"Will you give me his address, please?" Miss Robinson asked.
The young man dropped his eyeglass and stroked his chin.
"Impossible!" he declared. "Mr. Hardrow is away for a holiday. He gets too much—er—correspondence and that sort of thing when he is in England."
"Will you send on a note to him?" she persisted.
The young man was bored, and showed it.
"Mr. Hardrow does not wish letters forwarded," he said. "Do you mind closing the door as you go out?"
As Miss Robinson stepped out of the lift and passed from the hotel a new fear came to her. The streets and buildings seemed, somehow, strange. There was a pain in her head. Her knees shook so that people stared at her, and for a moment she had even to clutch at a lamp-post. She told herself that this was madness. If she were to give in now, what would happen? Then she remembered that she had had very little food that day, and less still the day before. She entered a shop, and, though her heart ached to part with it, she laid down sixpence and ordered some milk and a bun. Afterwards she walked back to Camberwell—a long walk and not a very cheerful one. Nora met her with red eyes. The man had called again for the rent and had been very rude. The child was trembling and obviously terrified.
"Mary, dear," she cried, "we must get some money! We must! Is there no one we can write to?"
"We've tried everyone," Mary reminded her, sinking into a chair. "I don't know, just for the moment, what there is that we can do."
"I know that I am very hungry!" the child exclaimed, bursting into tears.
It was the last blow. The room went suddenly round, and the rumbling in her ears became like thunder. Mary was unconscious for nearly an hour. When she recovered, the child was still by her side, almost in an agony of terror.
"Oh, Mary, Mary!" she cried. "What are we to do? You're going to be ill, I'm sure! I'm so frightened!"

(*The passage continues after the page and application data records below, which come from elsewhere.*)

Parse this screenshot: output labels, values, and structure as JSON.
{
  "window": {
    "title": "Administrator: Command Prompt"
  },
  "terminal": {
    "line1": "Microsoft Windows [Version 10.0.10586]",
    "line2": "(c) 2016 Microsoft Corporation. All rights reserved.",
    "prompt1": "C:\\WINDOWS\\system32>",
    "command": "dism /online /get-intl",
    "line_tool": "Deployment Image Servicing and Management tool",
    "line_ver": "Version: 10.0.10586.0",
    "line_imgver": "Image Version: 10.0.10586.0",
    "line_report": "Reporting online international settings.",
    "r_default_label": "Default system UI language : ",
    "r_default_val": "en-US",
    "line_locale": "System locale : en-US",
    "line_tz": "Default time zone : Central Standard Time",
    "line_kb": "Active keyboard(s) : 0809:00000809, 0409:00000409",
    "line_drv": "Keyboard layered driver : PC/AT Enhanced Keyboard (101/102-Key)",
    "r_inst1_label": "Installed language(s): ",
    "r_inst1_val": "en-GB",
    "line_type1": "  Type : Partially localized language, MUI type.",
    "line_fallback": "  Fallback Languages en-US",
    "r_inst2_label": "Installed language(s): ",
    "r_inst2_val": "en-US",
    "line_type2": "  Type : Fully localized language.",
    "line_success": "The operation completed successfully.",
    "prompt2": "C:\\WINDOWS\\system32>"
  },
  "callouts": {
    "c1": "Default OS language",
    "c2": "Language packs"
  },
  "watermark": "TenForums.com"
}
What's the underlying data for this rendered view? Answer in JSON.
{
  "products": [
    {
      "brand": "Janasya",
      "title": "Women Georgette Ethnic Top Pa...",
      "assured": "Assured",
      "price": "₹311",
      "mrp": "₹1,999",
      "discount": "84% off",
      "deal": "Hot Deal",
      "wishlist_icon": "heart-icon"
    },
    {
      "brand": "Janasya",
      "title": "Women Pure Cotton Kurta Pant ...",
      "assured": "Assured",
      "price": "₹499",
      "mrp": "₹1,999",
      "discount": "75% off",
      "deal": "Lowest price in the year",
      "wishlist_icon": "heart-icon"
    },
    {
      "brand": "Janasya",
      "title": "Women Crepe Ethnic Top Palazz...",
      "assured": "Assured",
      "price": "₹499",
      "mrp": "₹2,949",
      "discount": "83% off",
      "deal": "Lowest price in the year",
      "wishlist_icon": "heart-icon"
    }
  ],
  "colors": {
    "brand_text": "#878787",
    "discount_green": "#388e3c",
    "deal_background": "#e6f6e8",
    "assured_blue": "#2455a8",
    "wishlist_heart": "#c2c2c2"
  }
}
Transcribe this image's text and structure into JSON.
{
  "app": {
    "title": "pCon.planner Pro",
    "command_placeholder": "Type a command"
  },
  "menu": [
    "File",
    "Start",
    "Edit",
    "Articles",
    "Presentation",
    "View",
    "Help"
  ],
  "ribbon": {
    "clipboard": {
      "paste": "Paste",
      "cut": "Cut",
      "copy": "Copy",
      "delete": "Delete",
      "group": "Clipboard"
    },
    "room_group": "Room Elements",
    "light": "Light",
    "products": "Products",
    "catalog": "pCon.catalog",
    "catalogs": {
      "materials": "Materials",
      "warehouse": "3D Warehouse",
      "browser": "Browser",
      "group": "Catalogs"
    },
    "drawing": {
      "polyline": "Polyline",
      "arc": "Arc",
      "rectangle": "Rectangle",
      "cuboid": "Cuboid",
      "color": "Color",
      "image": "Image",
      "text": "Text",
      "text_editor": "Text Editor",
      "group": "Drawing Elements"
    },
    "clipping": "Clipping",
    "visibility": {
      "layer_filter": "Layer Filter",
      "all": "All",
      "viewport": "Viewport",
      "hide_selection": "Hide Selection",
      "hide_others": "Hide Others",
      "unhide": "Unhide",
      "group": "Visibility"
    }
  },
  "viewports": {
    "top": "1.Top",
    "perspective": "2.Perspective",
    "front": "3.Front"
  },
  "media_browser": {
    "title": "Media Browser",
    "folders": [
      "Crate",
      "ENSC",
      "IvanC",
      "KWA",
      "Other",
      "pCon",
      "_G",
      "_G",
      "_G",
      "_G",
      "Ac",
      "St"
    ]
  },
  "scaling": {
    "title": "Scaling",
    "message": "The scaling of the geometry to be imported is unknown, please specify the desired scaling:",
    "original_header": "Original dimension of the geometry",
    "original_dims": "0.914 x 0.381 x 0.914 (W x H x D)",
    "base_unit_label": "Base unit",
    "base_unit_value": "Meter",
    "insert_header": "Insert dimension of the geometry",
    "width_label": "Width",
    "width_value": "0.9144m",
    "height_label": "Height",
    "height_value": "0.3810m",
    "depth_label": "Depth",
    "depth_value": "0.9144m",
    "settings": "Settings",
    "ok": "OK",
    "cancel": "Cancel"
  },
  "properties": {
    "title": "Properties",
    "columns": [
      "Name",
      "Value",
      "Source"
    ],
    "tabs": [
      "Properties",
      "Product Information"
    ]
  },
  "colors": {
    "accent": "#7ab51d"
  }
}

"I'm going to be nothing of the sort," Miss Robinson declared. "I was just a little tired. You'll find three pence in my pocket. Do stop that milkman and buy three-penny worth of milk for your supper. Afterwards, we'll go to bed."
The child sighed.
"I should like something to eat," she murmured. "I'm so tired of milk, and so hungry."
They went to bed, and Nora, at any rate, slept. Mary lay awake most of the night, with hot eyes and a pain at her heart.
She got up in the morning, trembling a little and terrified. Before midday they were in the streets and the key turned against them. Their few remaining scraps of furniture would never pay the rent that was owing. The typewriter had long ago gone. Mary made a supreme effort.
"This must be the worst that can happen to us, dear," she said to Nora. "We'll go somewhere and sit down, and I'm sure we shall be able to think of something."
The child was half terrified, half starved. They walked wearily from the first—footsore and tired to death before they arrived at their destination. Somehow or other, they reached the Embankment and sank down upon one of the seats, and a few minutes later, though he was supposed to be on the Continent, Hardrow came along taking his first lesson at driving his new motor-car. By chance she turned and saw him, and, staggering to her feet, came out into the road, waving her hand. He barely escaped running over her, and the chauffeur shouted angrily. Just at that moment, however, Hardrow recognized her and sprang from the car.
"Miss Robinson!" he exclaimed, and suddenly took it all in. "Good heavens!"
She had meant to greet him with, at any rate, some attempt at dignity, to explain that a series of misfortunes of a temporary character had placed her in a very uncomfortable position—any rubbish so that she might have looked him in the face and held her own in words at least. But it was all of no use and all quite unnecessary. The faces of the two girls told their own story with pitiless truth. In a minute or two she found herself in the back of the car, with Nora by her side holding her fingers tightly. Hardrow relinquished his place at the wheel and ordered the chauffeur to drive to some restaurant.